I’m a huge Herb Lubalin fan. His career as a designer really helped me focus on being a great typographer. I think above anyone, he deserves the most credit in inspiring my love for letters. No one else has ever had that kind of impact on me in terms of my art. Actually, Ralph Steadman’s overall style has played a big part in the organic nature of my work as well. Lubalin and Steadman are the greatest.
You have a lot of love for Blackletter. How did you end up working so much in that style?
That’s a really good question. I go through serious phases in my lettering styles and that blackletter phase lasted the longest I think. My love for metal band logos probably made that one sink into my subconscious. I don’t really know how the hell else that could’ve gotten in there to be honest. I missed the boat on being a designer for the German government in the early 1900s.
You have some great Blackletter sketches. Any chance you might turn some of those into a font?
Thanks a lot! A font has actually been in the works in conjunction with my pal Ale Paul of Sudtipos for over a year, but unfortunately my day-job has put that in the backseat. Maybe one day!
Nice, looking forward to it. Can you explain more about your process and the tools you use to do your lettering?
Absolutely … My number one weapons of choice are a Staedtler HB pencil and a sheet of white printer paper. I kind of found out by trial and error that my best work comes on the cheapest white paper. Usuaully I will sketch out a baseline first or a shape that I want my letters to fall into, then I will draw a light skeleton of each form with a decent amount of space so I can give each letter a bit of depth. After that, I lightly draw in the first rough draft with a very soft mechanical pencil and then trace over it again with my HB a littler darker. Once I have that done, I’ll clean it up a bit with a Mars eraser pen and then trace over it again once more time with my HB. If the design doesn’t call for pencil strokes and something a littler cleaner, I’ll use a Micron, at the appropriate size, to trace over the design completely. After I’m pleased with the inking, I use a big fat kneaded to completely clear away all the pencil marks until only the ink is left.
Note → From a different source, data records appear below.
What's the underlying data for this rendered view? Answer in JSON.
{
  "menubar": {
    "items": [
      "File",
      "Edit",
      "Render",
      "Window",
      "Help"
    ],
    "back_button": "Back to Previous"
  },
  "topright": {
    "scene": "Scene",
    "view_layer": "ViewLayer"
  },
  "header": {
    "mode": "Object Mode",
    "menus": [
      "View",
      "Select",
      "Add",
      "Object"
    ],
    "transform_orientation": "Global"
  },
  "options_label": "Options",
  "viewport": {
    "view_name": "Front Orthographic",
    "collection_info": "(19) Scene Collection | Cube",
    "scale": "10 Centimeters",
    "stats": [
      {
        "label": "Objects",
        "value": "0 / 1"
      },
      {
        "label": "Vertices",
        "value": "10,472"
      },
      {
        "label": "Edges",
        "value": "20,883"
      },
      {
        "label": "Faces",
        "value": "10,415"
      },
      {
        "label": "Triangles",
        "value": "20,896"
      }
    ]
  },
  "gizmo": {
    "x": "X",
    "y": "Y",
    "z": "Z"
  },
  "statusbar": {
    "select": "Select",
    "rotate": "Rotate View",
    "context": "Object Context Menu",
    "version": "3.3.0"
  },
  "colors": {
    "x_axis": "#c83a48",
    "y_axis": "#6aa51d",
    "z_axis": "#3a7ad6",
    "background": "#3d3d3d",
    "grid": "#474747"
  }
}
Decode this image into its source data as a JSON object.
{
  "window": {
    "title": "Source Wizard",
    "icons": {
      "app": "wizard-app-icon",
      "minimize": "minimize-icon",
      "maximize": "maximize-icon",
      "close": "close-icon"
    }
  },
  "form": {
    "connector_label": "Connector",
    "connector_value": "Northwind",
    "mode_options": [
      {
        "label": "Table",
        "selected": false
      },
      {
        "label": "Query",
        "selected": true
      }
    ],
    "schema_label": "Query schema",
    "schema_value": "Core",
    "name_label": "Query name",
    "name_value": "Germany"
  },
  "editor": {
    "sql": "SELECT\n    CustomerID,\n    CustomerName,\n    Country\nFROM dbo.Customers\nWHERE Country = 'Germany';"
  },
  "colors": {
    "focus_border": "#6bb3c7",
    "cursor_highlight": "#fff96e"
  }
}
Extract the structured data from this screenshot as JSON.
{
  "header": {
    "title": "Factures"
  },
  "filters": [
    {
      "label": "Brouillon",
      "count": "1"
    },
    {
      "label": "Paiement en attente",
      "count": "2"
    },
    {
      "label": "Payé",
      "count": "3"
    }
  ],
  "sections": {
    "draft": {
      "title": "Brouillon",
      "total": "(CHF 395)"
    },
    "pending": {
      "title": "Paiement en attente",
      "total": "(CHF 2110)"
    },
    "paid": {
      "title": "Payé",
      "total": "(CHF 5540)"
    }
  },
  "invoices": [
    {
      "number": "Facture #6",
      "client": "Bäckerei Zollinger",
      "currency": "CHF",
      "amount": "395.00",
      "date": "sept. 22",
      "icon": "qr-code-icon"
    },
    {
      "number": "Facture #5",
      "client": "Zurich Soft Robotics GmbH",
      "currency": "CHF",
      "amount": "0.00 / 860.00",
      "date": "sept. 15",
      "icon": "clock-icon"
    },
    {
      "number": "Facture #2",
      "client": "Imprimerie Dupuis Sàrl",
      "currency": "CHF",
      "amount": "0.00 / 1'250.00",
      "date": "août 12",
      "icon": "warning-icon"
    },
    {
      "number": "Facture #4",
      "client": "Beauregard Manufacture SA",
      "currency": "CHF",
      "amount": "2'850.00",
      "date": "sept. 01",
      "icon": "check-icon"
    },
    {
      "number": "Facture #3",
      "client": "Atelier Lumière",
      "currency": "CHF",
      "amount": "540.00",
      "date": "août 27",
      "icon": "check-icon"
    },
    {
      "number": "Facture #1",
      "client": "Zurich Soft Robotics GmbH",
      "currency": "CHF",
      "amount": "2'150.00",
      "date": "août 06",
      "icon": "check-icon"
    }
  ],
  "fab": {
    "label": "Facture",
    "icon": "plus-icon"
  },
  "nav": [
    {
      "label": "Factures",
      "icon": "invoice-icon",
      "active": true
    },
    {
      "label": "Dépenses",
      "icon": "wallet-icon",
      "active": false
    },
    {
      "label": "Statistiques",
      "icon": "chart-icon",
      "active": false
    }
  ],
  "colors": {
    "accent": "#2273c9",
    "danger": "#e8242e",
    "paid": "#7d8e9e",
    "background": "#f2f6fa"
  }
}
Then it’s just a matter of scanning or tracing in Illustrator. I usually do most of my coloring and shading on the computer strictly because it’s a huge time-saver.
The Brooklyn Circus seems like a fun client. What kind of reaction have you gotten from the work you’ve done for them?
Oh man, The Brooklyn Circus has been an amazing client. They’ve really helped me raise the bar in terms of my lettering style as a form of illustration. The head honcho over there is a guy by the name of Ouigi Theodore, and he really knows how to push the boundaries of my work until something great comes out. The guy’s got this extraordinary vision and once he locks in, he translates it perfectly to me. It’s really great because we’ve been working together for a couple years now and the creative process has really started to flow over the past year or so, especially since he’s seen how far a good lettering design can go. Once I draw up a sketch, the two of us discuss what works and what doesn’t and then it’s either good to move to the next phase or dropped into the vault for another day…or the garbage. The reaction on both our ends has only been getting greater and greater as our relationship grows. It’s really an amazing process that I never really thought I’d get out of a client.
Lastly, what are five things that people don’t know about you?
Oh man, that’s a great question and very unexpected. I’m a pretty open guy so I feel like naming five things would be kind of tough, but I’d probably say my love of sports is the number one thing most people in the field don’t know about me. I’m a huge jock at heart and wish I could be playing shortstop for the Yankees instead of Jeter. I also have an insane amount of allergies and stomach problems that keep me from eating pretty much anything. My diet consists solely of water and turkey sandwiches. I grew up in the New York Hardcore scene playing drums in a lot of bands, I didn’t have a growth spurt until I was 17, and I kind of love the movie Miss Congeniality.